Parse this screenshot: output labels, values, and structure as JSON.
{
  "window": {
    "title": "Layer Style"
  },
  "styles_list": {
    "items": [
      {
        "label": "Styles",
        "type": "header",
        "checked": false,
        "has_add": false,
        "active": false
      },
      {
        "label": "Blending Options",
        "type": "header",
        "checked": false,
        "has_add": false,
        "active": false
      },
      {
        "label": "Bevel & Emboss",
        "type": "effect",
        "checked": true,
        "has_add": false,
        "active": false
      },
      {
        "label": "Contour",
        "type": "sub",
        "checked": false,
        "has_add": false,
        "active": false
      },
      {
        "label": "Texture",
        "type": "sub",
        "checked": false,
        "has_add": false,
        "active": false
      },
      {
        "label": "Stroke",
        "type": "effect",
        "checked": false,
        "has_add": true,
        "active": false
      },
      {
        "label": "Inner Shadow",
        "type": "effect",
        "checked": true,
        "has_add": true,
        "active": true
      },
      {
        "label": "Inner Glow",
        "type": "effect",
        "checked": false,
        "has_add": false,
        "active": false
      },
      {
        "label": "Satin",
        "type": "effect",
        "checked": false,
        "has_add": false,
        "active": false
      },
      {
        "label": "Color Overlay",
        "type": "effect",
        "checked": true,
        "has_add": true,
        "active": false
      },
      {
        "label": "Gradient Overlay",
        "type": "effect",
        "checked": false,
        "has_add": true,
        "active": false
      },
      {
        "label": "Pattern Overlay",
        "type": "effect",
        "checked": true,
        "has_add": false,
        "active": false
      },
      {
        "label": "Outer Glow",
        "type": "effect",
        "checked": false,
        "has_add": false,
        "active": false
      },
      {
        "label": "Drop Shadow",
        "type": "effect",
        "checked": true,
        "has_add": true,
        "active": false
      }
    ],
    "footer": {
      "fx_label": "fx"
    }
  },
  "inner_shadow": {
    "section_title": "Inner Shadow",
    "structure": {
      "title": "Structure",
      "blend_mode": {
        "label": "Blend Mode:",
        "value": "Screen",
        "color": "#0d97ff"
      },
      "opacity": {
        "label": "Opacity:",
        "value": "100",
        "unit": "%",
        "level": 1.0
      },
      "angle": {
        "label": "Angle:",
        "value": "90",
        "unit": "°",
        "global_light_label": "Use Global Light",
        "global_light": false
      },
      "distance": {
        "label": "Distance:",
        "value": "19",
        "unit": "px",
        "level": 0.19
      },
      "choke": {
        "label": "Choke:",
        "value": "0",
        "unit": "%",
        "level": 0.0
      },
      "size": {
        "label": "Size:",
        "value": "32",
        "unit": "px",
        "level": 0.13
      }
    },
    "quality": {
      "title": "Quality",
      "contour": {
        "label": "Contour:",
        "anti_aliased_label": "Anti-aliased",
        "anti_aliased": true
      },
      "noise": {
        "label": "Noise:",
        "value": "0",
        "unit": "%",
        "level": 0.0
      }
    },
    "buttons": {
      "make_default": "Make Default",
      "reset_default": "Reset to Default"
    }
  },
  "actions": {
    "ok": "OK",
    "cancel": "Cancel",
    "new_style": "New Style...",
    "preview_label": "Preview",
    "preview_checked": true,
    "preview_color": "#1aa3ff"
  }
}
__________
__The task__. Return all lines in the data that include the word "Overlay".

__Completed task__.
        "label": "Color Overlay",
        "label": "Gradient Overlay",
        "label": "Pattern Overlay",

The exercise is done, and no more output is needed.